Supplied data Start Marker
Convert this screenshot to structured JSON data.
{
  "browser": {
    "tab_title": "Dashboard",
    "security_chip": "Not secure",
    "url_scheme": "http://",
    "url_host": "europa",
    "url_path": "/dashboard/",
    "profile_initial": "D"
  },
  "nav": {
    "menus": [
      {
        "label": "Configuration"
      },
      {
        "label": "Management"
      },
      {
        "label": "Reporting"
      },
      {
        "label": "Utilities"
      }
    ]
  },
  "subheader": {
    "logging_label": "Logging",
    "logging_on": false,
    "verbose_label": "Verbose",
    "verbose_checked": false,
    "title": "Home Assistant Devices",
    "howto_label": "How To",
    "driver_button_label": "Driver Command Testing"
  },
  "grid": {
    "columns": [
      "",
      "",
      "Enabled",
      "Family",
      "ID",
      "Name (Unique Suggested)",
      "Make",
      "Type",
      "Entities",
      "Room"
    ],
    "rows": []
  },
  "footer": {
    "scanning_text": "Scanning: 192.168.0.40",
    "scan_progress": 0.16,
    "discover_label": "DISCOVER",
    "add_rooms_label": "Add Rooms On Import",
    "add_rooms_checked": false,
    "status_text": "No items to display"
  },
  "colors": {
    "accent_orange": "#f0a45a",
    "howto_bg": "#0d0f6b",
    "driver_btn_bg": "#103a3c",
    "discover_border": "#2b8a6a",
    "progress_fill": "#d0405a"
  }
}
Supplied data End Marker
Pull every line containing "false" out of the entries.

# Task solution:
    "logging_on": false,
    "verbose_checked": false,
    "add_rooms_checked": false,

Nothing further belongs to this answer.